Residential properties need residential appraisals
Traditionally, for rental properties, appraisers fill out a 1007 report on comparable rents for long-term leases; think a year or more. Appraisers primarily appraise homes for consumers. Every once in a while they are asked to appraise a home as a long-term rental. In most markets, they rarely are hired to appraise an STR or vacation rental. Getting an accurate appraisal of an STR or vacation rentals potential gross rents, therefore, can be difficult because most appraisers are unsure how to calculate short-term rents. Our solution is to direct appraisers to build an STR comparison. For instance, let’s say the buyer is purchasing a condo in a 50-unit building in Destin, and of the 50 units, 10 are short-term rentals. The appraisers could use the 10 short-term rentals for their comparable information. Another fool-proof method is to purchase a house with an existing rent-roll; it’s always better to buy a property with existing records for an appraiser to use.
Let’s say you generate $3,000 per month on an STR and only $2,000 a month on a long-term lease for the same property. While it might look like the STR is far more lucrative, in reality the turnover and maintenance costs associated with an STR are higher so you need to make some adjustments before drawing a conclusion. At Visio, we adjust our pricing model for STRs by adjusting the gross rents used in our DSCR calculations. Our goal is to do as much as we can to STRs to make comparing them to long-term rentals apples to apples, instead of apples and oranges.

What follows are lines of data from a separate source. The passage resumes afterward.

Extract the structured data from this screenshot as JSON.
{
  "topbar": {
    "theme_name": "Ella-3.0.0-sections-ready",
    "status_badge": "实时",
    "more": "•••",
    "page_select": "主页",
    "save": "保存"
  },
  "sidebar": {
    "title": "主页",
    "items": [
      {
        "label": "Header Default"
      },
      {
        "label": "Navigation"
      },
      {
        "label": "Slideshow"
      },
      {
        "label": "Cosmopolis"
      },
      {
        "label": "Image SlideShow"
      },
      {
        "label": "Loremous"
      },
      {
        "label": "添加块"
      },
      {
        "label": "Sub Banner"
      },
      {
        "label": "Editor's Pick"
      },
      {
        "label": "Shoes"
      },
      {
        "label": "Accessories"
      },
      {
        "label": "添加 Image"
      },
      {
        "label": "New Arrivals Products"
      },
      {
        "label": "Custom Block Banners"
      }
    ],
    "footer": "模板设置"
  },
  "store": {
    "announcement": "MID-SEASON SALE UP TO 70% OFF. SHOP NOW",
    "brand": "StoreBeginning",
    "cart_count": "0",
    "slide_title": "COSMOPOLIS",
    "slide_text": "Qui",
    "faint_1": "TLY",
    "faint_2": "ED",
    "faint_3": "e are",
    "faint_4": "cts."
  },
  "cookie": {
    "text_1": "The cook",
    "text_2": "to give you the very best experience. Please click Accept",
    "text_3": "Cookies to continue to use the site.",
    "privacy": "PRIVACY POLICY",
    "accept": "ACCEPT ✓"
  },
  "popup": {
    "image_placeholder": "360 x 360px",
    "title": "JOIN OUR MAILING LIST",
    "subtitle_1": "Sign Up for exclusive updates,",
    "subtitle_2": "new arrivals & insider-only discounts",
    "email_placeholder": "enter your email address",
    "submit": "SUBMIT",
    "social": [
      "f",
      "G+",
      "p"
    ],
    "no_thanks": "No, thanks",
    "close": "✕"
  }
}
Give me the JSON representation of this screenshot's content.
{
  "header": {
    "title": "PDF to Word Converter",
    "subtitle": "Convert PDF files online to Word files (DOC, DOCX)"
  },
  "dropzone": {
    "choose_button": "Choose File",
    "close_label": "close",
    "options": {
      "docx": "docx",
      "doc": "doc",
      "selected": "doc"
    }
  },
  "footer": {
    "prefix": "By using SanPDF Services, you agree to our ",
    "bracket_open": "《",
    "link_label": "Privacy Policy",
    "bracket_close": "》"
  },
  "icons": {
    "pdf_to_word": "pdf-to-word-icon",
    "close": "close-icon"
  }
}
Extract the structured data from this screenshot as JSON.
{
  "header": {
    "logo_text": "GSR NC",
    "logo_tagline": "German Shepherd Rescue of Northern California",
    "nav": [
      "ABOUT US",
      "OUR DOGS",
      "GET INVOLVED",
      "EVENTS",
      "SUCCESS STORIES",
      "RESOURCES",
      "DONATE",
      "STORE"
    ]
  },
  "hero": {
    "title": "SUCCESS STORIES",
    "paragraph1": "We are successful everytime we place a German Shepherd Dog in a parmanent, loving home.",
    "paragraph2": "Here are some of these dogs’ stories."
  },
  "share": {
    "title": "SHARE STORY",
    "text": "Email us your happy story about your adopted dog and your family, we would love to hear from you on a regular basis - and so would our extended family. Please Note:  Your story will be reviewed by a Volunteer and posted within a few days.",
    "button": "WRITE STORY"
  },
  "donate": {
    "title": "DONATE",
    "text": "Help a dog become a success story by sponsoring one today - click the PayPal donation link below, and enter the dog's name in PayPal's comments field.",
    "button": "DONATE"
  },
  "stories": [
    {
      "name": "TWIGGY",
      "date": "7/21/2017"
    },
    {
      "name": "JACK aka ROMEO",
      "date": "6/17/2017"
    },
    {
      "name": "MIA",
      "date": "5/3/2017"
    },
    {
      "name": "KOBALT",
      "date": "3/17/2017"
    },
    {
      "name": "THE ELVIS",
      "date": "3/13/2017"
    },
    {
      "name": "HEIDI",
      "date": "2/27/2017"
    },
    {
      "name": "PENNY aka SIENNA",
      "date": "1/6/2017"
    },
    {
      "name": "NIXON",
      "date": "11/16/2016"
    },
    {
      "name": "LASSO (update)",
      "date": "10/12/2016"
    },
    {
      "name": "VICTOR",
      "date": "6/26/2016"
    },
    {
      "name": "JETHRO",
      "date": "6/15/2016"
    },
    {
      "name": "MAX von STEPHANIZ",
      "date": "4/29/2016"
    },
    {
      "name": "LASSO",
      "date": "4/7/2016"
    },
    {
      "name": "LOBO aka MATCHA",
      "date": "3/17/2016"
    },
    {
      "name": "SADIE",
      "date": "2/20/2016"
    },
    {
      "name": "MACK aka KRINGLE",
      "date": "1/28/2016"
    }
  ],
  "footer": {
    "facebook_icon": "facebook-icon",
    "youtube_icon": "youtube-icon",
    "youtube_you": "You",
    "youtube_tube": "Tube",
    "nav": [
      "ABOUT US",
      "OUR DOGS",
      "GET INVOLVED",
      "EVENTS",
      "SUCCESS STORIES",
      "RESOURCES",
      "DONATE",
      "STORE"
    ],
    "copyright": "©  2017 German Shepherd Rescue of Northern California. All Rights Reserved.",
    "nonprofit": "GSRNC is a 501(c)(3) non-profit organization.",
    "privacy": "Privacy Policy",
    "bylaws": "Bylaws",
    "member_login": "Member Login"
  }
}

Owning a vacation rental in Orlando by Disney World is a different ballgame than owning one in the heart of an elite neighborhood in Boston. While a large part of Orlando’s economy relies on tourists, in a more suburban neighborhood, the city might not be as open to short-term renters and might pass regulations restricting them. This can be tricky for a lender, particularly in cases where the owner designed or modified the house for short-term rentals. A 9 bed, 9 bath house might be fantastic for vacationers, but not for many consumers. So what happens if the short-term use becomes outlawed? This is an issue any lender needs to consider when underwriting a loan.